The Biden administration is that they are good at multi-tasking as they were able to totally blow the response to that threat, while at the same time freeing a dangerous terrorist who helped plan the death of nearly 3,000 people on 9/11.
I have a tough time deciding which situation is worse for the country. China has the money and the people to do about anything they want to, so they are the biggest threat, but freeing a murderer is still pretty heady stuff.
On Thursday, Majid Khan, now 42, was moved to Belize. His legal team stated:
“Today, more than 16 years after he was brought to Guantánamo Bay and almost a year after he completed a military commission sentence there, pursuant to a plea and cooperation agreement with U.S. authorities, Majid Khan was transferred to Belize.”
Khan is one of the few detainees to be relocated to the Western Hemisphere and the first one released by Biden. What could possibly go wrong? And ask yourself why Belize would accept a well-known terrorist into their country. What do they plan to do to him or maybe the bigger question is what does he plan to do?
“He is the first of the prisoners transferred from secret CIA detention to Guantánamo in September 2006 to be released, and the first third-country resettlement by the Biden administration. Mr. Khan and his legal team are deeply grateful to Belize for offering him a chance to begin a new life.”

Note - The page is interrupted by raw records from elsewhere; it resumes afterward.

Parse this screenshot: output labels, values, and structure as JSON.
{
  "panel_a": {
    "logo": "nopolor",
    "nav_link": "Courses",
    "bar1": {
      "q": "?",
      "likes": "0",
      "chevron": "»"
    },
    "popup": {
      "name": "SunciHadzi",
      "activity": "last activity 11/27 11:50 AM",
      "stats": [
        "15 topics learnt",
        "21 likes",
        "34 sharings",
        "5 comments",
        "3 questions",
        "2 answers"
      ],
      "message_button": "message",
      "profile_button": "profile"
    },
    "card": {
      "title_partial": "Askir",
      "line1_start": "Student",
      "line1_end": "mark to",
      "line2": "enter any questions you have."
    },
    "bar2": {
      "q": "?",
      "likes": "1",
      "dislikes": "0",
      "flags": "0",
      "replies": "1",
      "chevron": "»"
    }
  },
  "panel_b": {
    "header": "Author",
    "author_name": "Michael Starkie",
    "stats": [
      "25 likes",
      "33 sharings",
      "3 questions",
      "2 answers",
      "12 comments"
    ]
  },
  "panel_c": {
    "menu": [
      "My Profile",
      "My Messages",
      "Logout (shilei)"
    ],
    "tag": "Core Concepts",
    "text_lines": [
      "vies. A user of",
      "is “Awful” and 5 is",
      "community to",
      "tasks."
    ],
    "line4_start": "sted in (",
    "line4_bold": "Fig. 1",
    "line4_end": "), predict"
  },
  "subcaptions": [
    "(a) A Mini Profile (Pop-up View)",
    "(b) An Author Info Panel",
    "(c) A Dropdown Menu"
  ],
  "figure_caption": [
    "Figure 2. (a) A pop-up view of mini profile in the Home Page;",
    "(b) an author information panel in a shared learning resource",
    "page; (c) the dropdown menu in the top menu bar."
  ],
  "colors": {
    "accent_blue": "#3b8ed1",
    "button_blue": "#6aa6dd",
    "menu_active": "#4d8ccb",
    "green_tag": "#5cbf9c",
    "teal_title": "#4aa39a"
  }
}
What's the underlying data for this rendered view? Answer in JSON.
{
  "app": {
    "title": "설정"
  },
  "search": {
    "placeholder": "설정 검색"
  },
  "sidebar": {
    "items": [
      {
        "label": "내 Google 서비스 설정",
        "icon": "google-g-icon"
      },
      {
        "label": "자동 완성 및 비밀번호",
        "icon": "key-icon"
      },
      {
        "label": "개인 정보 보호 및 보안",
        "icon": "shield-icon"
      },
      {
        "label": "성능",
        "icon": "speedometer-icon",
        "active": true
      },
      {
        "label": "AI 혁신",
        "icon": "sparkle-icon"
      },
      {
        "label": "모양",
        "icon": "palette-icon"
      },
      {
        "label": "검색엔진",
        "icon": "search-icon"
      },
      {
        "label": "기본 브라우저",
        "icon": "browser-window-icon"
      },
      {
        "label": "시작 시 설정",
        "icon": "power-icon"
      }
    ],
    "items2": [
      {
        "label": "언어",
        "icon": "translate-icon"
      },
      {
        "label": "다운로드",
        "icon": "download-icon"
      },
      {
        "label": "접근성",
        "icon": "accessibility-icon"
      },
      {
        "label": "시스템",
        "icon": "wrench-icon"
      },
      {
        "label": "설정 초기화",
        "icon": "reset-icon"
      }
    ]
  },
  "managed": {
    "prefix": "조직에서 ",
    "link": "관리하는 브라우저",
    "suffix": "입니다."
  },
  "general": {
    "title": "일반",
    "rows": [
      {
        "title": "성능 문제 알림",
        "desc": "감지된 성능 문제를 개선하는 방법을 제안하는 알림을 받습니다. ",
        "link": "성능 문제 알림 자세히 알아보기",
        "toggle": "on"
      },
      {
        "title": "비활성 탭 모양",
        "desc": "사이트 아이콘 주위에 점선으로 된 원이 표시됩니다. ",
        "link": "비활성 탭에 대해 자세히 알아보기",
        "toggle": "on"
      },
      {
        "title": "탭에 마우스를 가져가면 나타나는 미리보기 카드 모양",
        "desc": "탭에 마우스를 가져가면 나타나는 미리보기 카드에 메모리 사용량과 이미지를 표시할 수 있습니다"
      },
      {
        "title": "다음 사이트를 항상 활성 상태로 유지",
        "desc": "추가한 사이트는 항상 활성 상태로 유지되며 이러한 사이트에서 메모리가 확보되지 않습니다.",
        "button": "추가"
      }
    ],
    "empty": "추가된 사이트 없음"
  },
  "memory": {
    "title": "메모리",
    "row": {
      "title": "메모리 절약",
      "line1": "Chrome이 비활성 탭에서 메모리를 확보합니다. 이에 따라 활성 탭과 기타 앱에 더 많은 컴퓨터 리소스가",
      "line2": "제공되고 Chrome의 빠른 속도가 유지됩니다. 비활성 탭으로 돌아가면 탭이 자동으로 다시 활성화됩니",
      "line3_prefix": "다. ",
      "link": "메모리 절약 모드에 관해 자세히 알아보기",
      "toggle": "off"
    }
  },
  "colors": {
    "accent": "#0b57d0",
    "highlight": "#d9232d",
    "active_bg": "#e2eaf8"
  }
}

“I have been given a second chance in life and intend to make the most of it.”
You could take that statement two ways. Either he decides to live a more peaceful life or he wants to plan an even bigger attack. Only time will tell. If he commits an act of terrorism over the next two years, Biden can kiss his reelection goodbye.
“I deeply regret the things that I did many years ago, and I have taken responsibility and tried to make up for them. I continue to ask for forgiveness from God and those I have hurt. I am truly sorry. The world has changed a lot in 20 years, and I have changed a lot as well. I promise all of you, especially the people of Belize, that I will be a productive, law-abiding member of society. Thank you for believing in me, and I will not let you down. My actions will speak louder than my words.”
The NBC outlet reported:
A Pakistani citizen and Guantanamo’s only known legal U.S. resident, Khan was granted asylum while attending high school near Baltimore in 1998. He returned to Pakistan in 2002 and, according to a Defense Department detainee assessment, joined Al Qaeda and became a direct subordinate to Khalid Sheikh Mohammed, often known as KSM, Al Qaeda’s senior operational planner and the principal architect of the terrorist attacks of Sept. 11, 2001.
KSM, according to the U.S. documents, tasked Khan with delivering money and transporting another senior Al Qaeda figure to carry out a deadly attack on the Marriott Hotel in Jakarta, Indonesia, in August 2003. KSM intended to use Khan to attack U.S. gas stations and water reservoirs, the U.S. alleges.
Khan was arrested in Karachi in March 2003 and taken to a CIA black site where, according to a Senate Intelligence Committee report on the CIA’s detention and interrogation program, he was subjected to sleep deprivation, an ice water bath, and forced rectal feeding and rehydration. In the report, the chairman of the Senate Intelligence Committee, Sen. Dianne Feinstein, D-Calif., called the treatment torture.
In September 2006, then-President George W. Bush announced that Khan was one of 14 “high value detainees” being transferred from CIA detention facilities to Guantanamo Bay to face the military tribunal system. One of the other high-value detainees was KSM, who had also been captured in Pakistan in March 2003 and held at black sites.
In 2012, Khan pled guilty to terrorism-related charges and was sentenced to 10 years detention. That sentence ended March 1, 2022. Khan still has family in the U.S., but federal law does not allow Guantanamo detainees to be resettled in the U.S.
According to sources, Biden plans to release two more detainees over the next couple of weeks.